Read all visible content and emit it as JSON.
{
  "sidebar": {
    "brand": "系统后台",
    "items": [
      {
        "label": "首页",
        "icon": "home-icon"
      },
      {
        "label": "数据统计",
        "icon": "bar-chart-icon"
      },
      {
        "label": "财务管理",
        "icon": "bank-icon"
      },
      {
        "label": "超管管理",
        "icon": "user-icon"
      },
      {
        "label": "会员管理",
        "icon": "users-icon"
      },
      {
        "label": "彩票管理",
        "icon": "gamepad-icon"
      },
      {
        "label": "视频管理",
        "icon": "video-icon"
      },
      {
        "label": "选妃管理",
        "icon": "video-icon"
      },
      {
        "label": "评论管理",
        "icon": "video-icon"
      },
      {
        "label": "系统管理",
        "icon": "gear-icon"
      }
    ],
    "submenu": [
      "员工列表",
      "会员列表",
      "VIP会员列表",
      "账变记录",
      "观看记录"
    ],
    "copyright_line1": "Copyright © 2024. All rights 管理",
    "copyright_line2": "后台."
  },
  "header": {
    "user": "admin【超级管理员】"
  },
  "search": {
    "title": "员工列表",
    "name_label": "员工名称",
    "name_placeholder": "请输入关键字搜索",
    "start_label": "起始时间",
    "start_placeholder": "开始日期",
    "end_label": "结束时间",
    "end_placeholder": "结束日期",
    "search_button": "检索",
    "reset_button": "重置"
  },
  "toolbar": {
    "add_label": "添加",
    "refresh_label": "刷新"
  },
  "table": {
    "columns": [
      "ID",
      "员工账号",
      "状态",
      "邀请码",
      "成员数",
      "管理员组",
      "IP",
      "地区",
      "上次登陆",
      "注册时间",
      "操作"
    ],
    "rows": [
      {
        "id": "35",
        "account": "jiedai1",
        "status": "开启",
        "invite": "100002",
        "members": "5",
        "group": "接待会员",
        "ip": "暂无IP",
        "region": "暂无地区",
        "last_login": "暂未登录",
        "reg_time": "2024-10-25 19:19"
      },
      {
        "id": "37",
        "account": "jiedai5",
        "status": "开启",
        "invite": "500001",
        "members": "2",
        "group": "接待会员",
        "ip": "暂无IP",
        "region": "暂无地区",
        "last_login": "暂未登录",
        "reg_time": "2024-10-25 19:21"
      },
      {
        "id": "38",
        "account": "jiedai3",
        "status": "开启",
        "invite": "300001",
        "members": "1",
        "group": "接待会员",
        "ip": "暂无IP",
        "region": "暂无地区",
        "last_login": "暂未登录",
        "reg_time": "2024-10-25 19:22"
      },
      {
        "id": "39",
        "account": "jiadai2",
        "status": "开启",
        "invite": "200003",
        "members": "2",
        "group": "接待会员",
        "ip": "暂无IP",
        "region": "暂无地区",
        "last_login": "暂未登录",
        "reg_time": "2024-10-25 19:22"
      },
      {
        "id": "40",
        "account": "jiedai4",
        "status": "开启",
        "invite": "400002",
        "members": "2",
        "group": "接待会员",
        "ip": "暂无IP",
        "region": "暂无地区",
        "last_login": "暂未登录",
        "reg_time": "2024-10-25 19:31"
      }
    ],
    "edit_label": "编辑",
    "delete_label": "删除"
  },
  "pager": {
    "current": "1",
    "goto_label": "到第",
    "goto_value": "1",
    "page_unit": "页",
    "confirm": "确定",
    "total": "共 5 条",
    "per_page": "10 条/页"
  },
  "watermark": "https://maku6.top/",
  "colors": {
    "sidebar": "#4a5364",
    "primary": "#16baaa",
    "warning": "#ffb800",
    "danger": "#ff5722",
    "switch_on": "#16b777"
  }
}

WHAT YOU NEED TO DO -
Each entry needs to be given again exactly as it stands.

YOUR SOLUTION -
Read all visible content and emit it as JSON.
{
  "sidebar": {
    "brand": "系统后台",
    "items": [
      {
        "label": "首页",
        "icon": "home-icon"
      },
      {
        "label": "数据统计",
        "icon": "bar-chart-icon"
      },
      {
        "label": "财务管理",
        "icon": "bank-icon"
      },
      {
        "label": "超管管理",
        "icon": "user-icon"
      },
      {
        "label": "会员管理",
        "icon": "users-icon"
      },
      {
        "label": "彩票管理",
        "icon": "gamepad-icon"
      },
      {
        "label": "视频管理",
        "icon": "video-icon"
      },
      {
        "label": "选妃管理",
        "icon": "video-icon"
      },
      {
        "label": "评论管理",
        "icon": "video-icon"
      },
      {
        "label": "系统管理",
        "icon": "gear-icon"
      }
    ],
    "submenu": [
      "员工列表",
      "会员列表",
      "VIP会员列表",
      "账变记录",
      "观看记录"
    ],
    "copyright_line1": "Copyright © 2024. All rights 管理",
    "copyright_line2": "后台."
  },
  "header": {
    "user": "admin【超级管理员】"
  },
  "search": {
    "title": "员工列表",
    "name_label": "员工名称",
    "name_placeholder": "请输入关键字搜索",
    "start_label": "起始时间",
    "start_placeholder": "开始日期",
    "end_label": "结束时间",
    "end_placeholder": "结束日期",
    "search_button": "检索",
    "reset_button": "重置"
  },
  "toolbar": {
    "add_label": "添加",
    "refresh_label": "刷新"
  },
  "table": {
    "columns": [
      "ID",
      "员工账号",
      "状态",
      "邀请码",
      "成员数",
      "管理员组",
      "IP",
      "地区",
      "上次登陆",
      "注册时间",
      "操作"
    ],
    "rows": [
      {
        "id": "35",
        "account": "jiedai1",
        "status": "开启",
        "invite": "100002",
        "members": "5",
        "group": "接待会员",
        "ip": "暂无IP",
        "region": "暂无地区",
        "last_login": "暂未登录",
        "reg_time": "2024-10-25 19:19"
      },
      {
        "id": "37",
        "account": "jiedai5",
        "status": "开启",
        "invite": "500001",
        "members": "2",
        "group": "接待会员",
        "ip": "暂无IP",
        "region": "暂无地区",
        "last_login": "暂未登录",
        "reg_time": "2024-10-25 19:21"
      },
      {
        "id": "38",
        "account": "jiedai3",
        "status": "开启",
        "invite": "300001",
        "members": "1",
        "group": "接待会员",
        "ip": "暂无IP",
        "region": "暂无地区",
        "last_login": "暂未登录",
        "reg_time": "2024-10-25 19:22"
      },
      {
        "id": "39",
        "account": "jiadai2",
        "status": "开启",
        "invite": "200003",
        "members": "2",
        "group": "接待会员",
        "ip": "暂无IP",
        "region": "暂无地区",
        "last_login": "暂未登录",
        "reg_time": "2024-10-25 19:22"
      },
      {
        "id": "40",
        "account": "jiedai4",
        "status": "开启",
        "invite": "400002",
        "members": "2",
        "group": "接待会员",
        "ip": "暂无IP",
        "region": "暂无地区",
        "last_login": "暂未登录",
        "reg_time": "2024-10-25 19:31"
      }
    ],
    "edit_label": "编辑",
    "delete_label": "删除"
  },
  "pager": {
    "current": "1",
    "goto_label": "到第",
    "goto_value": "1",
    "page_unit": "页",
    "confirm": "确定",
    "total": "共 5 条",
    "per_page": "10 条/页"
  },
  "watermark": "https://maku6.top/",
  "colors": {
    "sidebar": "#4a5364",
    "primary": "#16baaa",
    "warning": "#ffb800",
    "danger": "#ff5722",
    "switch_on": "#16b777"
  }
}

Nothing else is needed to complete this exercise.